i began writing this before the provocative time magazine cover portrayal of an “extended” breastfeeding mama and her son, and it occurred to me that the topic of are you mom enough? was very much tied into what i was exploring here in this post. not to mention the article focused on dr. sears, the founder of attachment parenting. and yes, i did intend to put quotes around the word extended just now, because what is extended to one person is normal to another. and therein lies the problem: we are all still sitting around comparing ourselves to one another, like there is some sort of average we are all supposed to be striving for. we are still taking the bait of a media stunt to pit mothers against mothers, and coming out in force to pour on the hate. why can we not see our diversity and celebrate that, rather than pick ourselves and others apart through comparison? are you mom enough? really caught that whole notion in a soundbyte- i only wish time had intended irony, and that they had been suggesting that we all strive for (instead of mediocrity) diversity. instead, if you looked at the online material for the article, you got blinked at to “take a quiz and find out if you’re a helicopter parent!” as if you needed one more way to measure yourself against others. as if we aren’t already doing that overtime, in our own inner worlds. full disclosure here: i did not buy the magazine and have not read the article, nor do i plan to, i am solely commenting on the cover photo and title, and the response i have witnessed.

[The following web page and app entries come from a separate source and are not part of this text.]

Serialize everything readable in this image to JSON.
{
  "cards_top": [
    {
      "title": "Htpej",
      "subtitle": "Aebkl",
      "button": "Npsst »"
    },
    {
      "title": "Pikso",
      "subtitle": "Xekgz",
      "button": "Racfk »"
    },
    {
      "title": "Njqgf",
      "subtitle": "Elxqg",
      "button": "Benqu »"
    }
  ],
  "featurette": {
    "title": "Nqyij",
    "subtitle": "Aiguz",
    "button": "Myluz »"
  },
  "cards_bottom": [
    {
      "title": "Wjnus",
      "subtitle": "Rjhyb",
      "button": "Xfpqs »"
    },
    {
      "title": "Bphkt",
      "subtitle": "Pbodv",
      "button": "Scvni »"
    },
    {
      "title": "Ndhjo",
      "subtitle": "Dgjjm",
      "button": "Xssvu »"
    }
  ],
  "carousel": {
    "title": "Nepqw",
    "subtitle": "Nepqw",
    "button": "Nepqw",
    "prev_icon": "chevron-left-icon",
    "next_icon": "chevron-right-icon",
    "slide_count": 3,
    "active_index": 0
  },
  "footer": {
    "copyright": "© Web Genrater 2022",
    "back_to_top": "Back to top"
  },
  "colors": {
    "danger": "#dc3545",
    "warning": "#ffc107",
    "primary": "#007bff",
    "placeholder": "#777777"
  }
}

as ani difranco so eloquently put it on her recent album, “i don’t wanna strive for nothin’ anymore.” and that is something i have been feeling viscerally within my situation with my coparent, who seems to be striving towards some goal of being victorious over me in achieving mainstream mediocrity and being better at what society thinks is good parenting and winning some imaginary battle. i don’t want to strive like that. it’s not a competition i wanted to get myself into. i kept trying to connect on whatever common ground we had. many of us needed remedial parenting strategies from dr. sears in order to cognitively grasp the concept of nurturing connection with our children (rather than um, you know, trusting our intuition- though just as many of us happened upon a.p. after already having arrived at the same conclusions), and we still need remedial connection help, when it comes to each other as fellow parents. we mamas should use our differences to build strength among us, build community, and build one another up, rather than all this tearing down. the reactions to the time cover are full of judgment, no matter which “side” one is on. i don’t want to be on a side, i don’t want to extrapolate wildly from a single photo, what i think one mother’s whole life is about. i admire the courage of that mama to attempt to normalize a normal human behavior, a behavior i spent 59 months of my life doing, and i support every mama who is on this mama journey and putting her best foot forward, whether they follow 0 or all 7 of the baby b’s of ap.
i think if we all unattached ourselves from the outcomes of our own and other parents’ parenting styles, we would find so much more room for connection, both with one another and with our kids. i’m not saying to stop evolving, or that i’ve stopped reading parenting books. i’m just saying we should all cut ourselves, and each other, some slack. relax, you are more than mama enough.